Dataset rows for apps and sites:
:::

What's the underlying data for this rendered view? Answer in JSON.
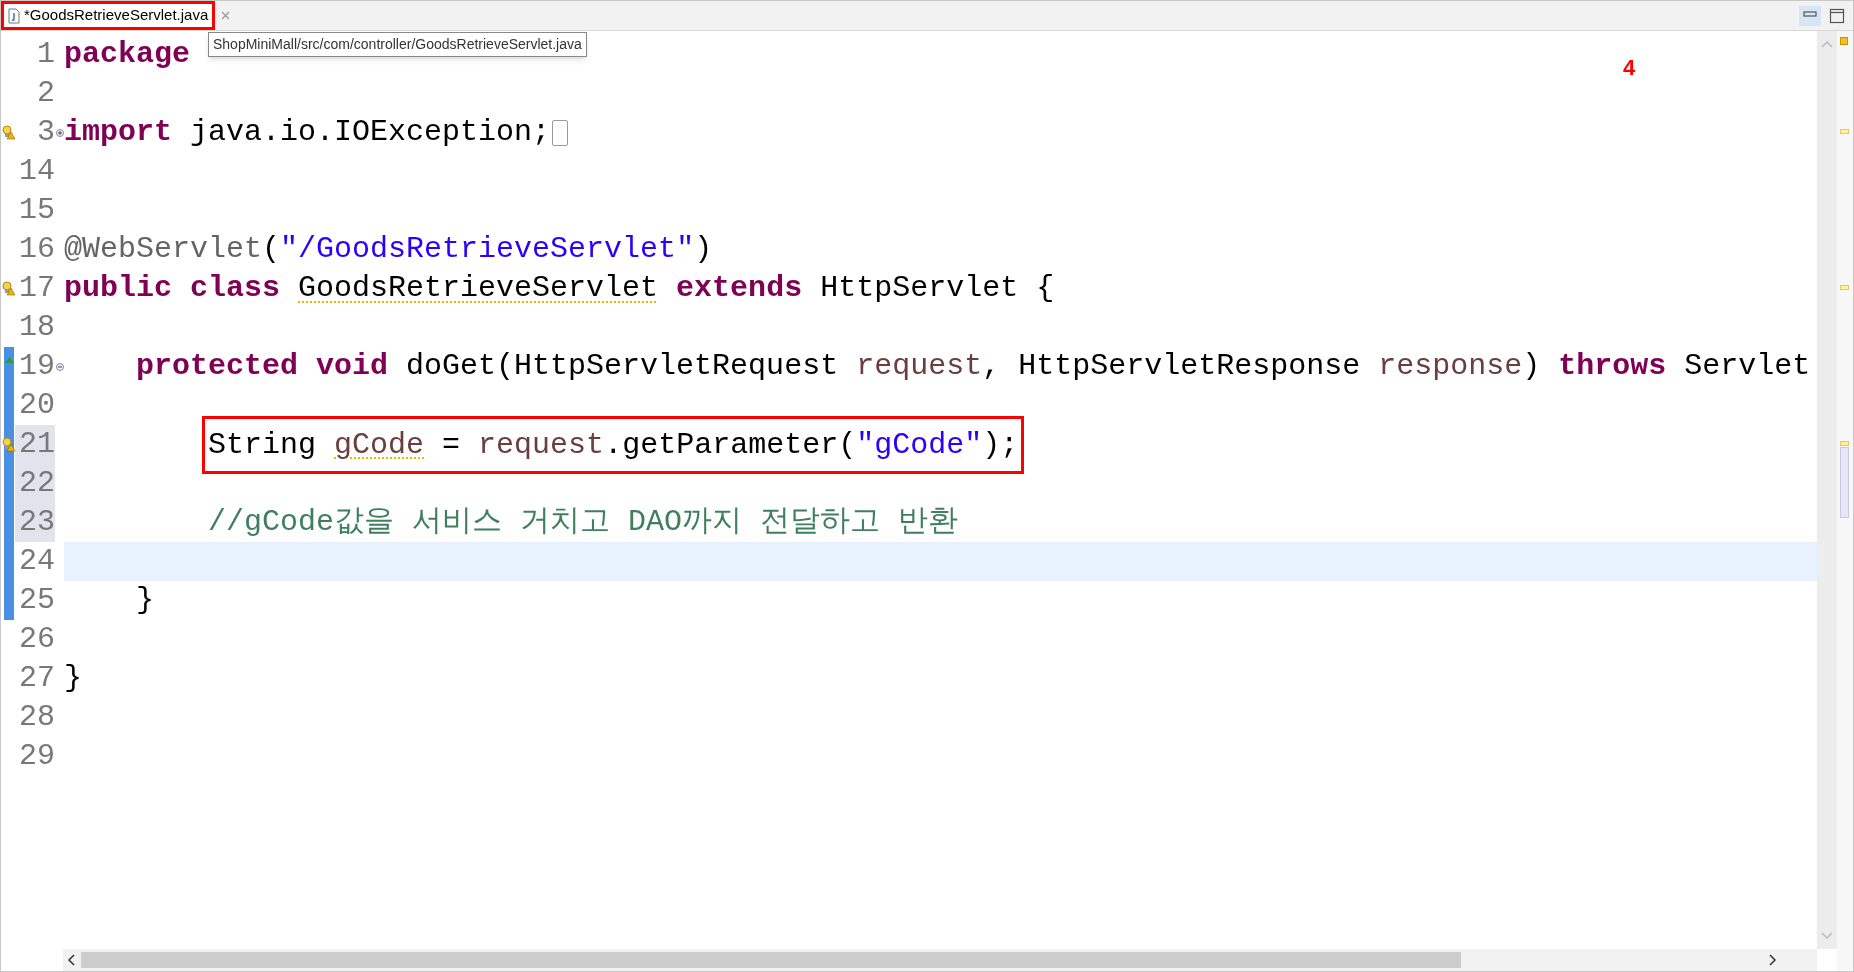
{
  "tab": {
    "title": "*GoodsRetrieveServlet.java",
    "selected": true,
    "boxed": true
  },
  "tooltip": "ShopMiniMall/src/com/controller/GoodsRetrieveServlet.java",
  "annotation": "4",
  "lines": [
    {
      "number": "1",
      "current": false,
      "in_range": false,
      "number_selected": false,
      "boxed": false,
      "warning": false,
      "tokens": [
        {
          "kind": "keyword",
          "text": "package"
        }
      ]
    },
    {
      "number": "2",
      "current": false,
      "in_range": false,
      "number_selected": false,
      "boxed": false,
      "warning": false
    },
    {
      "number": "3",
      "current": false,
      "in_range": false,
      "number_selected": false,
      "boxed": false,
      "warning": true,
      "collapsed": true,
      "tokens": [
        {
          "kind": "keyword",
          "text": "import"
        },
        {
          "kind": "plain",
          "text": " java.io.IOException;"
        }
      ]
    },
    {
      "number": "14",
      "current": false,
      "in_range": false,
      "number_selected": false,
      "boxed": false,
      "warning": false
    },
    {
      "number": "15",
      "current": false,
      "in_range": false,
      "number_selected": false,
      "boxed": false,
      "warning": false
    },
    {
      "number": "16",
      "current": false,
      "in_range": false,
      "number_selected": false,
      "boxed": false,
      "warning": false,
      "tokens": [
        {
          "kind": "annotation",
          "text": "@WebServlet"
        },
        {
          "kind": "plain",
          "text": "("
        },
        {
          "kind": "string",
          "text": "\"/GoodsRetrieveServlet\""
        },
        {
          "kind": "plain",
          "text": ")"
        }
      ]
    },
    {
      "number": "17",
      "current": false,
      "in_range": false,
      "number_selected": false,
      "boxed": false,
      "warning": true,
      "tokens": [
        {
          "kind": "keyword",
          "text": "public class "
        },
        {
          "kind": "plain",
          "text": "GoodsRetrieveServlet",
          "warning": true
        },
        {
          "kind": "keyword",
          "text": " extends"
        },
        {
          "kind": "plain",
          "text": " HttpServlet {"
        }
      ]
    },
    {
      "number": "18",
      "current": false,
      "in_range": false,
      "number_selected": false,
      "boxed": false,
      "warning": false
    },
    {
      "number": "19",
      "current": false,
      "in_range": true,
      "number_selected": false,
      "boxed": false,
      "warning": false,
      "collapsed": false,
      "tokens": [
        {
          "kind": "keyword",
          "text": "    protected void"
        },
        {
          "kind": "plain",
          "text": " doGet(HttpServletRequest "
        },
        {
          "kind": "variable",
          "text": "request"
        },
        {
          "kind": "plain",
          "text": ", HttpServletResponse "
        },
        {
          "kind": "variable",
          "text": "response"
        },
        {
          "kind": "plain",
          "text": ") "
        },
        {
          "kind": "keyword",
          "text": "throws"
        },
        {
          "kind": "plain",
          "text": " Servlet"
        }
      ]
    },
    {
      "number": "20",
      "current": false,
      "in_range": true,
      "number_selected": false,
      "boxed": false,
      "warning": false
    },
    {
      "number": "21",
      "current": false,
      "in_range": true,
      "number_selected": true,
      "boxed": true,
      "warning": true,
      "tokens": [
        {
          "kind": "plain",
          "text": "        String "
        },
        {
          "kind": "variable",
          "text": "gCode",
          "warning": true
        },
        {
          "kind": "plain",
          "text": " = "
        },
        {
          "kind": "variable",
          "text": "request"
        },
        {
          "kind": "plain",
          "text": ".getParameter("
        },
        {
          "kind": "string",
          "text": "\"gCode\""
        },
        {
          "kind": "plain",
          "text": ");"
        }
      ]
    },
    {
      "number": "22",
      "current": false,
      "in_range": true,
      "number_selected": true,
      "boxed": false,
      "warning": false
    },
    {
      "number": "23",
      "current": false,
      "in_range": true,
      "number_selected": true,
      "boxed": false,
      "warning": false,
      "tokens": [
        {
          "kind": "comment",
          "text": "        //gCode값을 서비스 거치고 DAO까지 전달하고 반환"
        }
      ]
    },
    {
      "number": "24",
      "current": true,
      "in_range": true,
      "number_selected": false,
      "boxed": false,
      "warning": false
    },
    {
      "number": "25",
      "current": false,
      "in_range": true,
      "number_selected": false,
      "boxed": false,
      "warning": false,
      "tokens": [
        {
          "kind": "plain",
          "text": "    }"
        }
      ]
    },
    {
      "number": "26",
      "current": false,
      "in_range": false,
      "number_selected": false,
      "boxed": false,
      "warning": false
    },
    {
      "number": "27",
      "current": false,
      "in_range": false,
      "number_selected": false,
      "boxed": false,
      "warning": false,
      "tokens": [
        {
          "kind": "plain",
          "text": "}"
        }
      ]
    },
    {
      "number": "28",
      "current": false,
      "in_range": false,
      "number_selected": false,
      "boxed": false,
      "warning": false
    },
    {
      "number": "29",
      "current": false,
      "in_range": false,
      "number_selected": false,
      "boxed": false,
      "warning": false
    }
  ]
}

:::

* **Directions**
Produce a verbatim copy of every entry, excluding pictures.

* **Exercise solution**
What's the underlying data for this rendered view? Answer in JSON.
{
  "tab": {
    "title": "*GoodsRetrieveServlet.java",
    "selected": true,
    "boxed": true
  },
  "tooltip": "ShopMiniMall/src/com/controller/GoodsRetrieveServlet.java",
  "annotation": "4",
  "lines": [
    {
      "number": "1",
      "current": false,
      "in_range": false,
      "number_selected": false,
      "boxed": false,
      "warning": false,
      "tokens": [
        {
          "kind": "keyword",
          "text": "package"
        }
      ]
    },
    {
      "number": "2",
      "current": false,
      "in_range": false,
      "number_selected": false,
      "boxed": false,
      "warning": false
    },
    {
      "number": "3",
      "current": false,
      "in_range": false,
      "number_selected": false,
      "boxed": false,
      "warning": true,
      "collapsed": true,
      "tokens": [
        {
          "kind": "keyword",
          "text": "import"
        },
        {
          "kind": "plain",
          "text": " java.io.IOException;"
        }
      ]
    },
    {
      "number": "14",
      "current": false,
      "in_range": false,
      "number_selected": false,
      "boxed": false,
      "warning": false
    },
    {
      "number": "15",
      "current": false,
      "in_range": false,
      "number_selected": false,
      "boxed": false,
      "warning": false
    },
    {
      "number": "16",
      "current": false,
      "in_range": false,
      "number_selected": false,
      "boxed": false,
      "warning": false,
      "tokens": [
        {
          "kind": "annotation",
          "text": "@WebServlet"
        },
        {
          "kind": "plain",
          "text": "("
        },
        {
          "kind": "string",
          "text": "\"/GoodsRetrieveServlet\""
        },
        {
          "kind": "plain",
          "text": ")"
        }
      ]
    },
    {
      "number": "17",
      "current": false,
      "in_range": false,
      "number_selected": false,
      "boxed": false,
      "warning": true,
      "tokens": [
        {
          "kind": "keyword",
          "text": "public class "
        },
        {
          "kind": "plain",
          "text": "GoodsRetrieveServlet",
          "warning": true
        },
        {
          "kind": "keyword",
          "text": " extends"
        },
        {
          "kind": "plain",
          "text": " HttpServlet {"
        }
      ]
    },
    {
      "number": "18",
      "current": false,
      "in_range": false,
      "number_selected": false,
      "boxed": false,
      "warning": false
    },
    {
      "number": "19",
      "current": false,
      "in_range": true,
      "number_selected": false,
      "boxed": false,
      "warning": false,
      "collapsed": false,
      "tokens": [
        {
          "kind": "keyword",
          "text": "    protected void"
        },
        {
          "kind": "plain",
          "text": " doGet(HttpServletRequest "
        },
        {
          "kind": "variable",
          "text": "request"
        },
        {
          "kind": "plain",
          "text": ", HttpServletResponse "
        },
        {
          "kind": "variable",
          "text": "response"
        },
        {
          "kind": "plain",
          "text": ") "
        },
        {
          "kind": "keyword",
          "text": "throws"
        },
        {
          "kind": "plain",
          "text": " Servlet"
        }
      ]
    },
    {
      "number": "20",
      "current": false,
      "in_range": true,
      "number_selected": false,
      "boxed": false,
      "warning": false
    },
    {
      "number": "21",
      "current": false,
      "in_range": true,
      "number_selected": true,
      "boxed": true,
      "warning": true,
      "tokens": [
        {
          "kind": "plain",
          "text": "        String "
        },
        {
          "kind": "variable",
          "text": "gCode",
          "warning": true
        },
        {
          "kind": "plain",
          "text": " = "
        },
        {
          "kind": "variable",
          "text": "request"
        },
        {
          "kind": "plain",
          "text": ".getParameter("
        },
        {
          "kind": "string",
          "text": "\"gCode\""
        },
        {
          "kind": "plain",
          "text": ");"
        }
      ]
    },
    {
      "number": "22",
      "current": false,
      "in_range": true,
      "number_selected": true,
      "boxed": false,
      "warning": false
    },
    {
      "number": "23",
      "current": false,
      "in_range": true,
      "number_selected": true,
      "boxed": false,
      "warning": false,
      "tokens": [
        {
          "kind": "comment",
          "text": "        //gCode값을 서비스 거치고 DAO까지 전달하고 반환"
        }
      ]
    },
    {
      "number": "24",
      "current": true,
      "in_range": true,
      "number_selected": false,
      "boxed": false,
      "warning": false
    },
    {
      "number": "25",
      "current": false,
      "in_range": true,
      "number_selected": false,
      "boxed": false,
      "warning": false,
      "tokens": [
        {
          "kind": "plain",
          "text": "    }"
        }
      ]
    },
    {
      "number": "26",
      "current": false,
      "in_range": false,
      "number_selected": false,
      "boxed": false,
      "warning": false
    },
    {
      "number": "27",
      "current": false,
      "in_range": false,
      "number_selected": false,
      "boxed": false,
      "warning": false,
      "tokens": [
        {
          "kind": "plain",
          "text": "}"
        }
      ]
    },
    {
      "number": "28",
      "current": false,
      "in_range": false,
      "number_selected": false,
      "boxed": false,
      "warning": false
    },
    {
      "number": "29",
      "current": false,
      "in_range": false,
      "number_selected": false,
      "boxed": false,
      "warning": false
    }
  ]
}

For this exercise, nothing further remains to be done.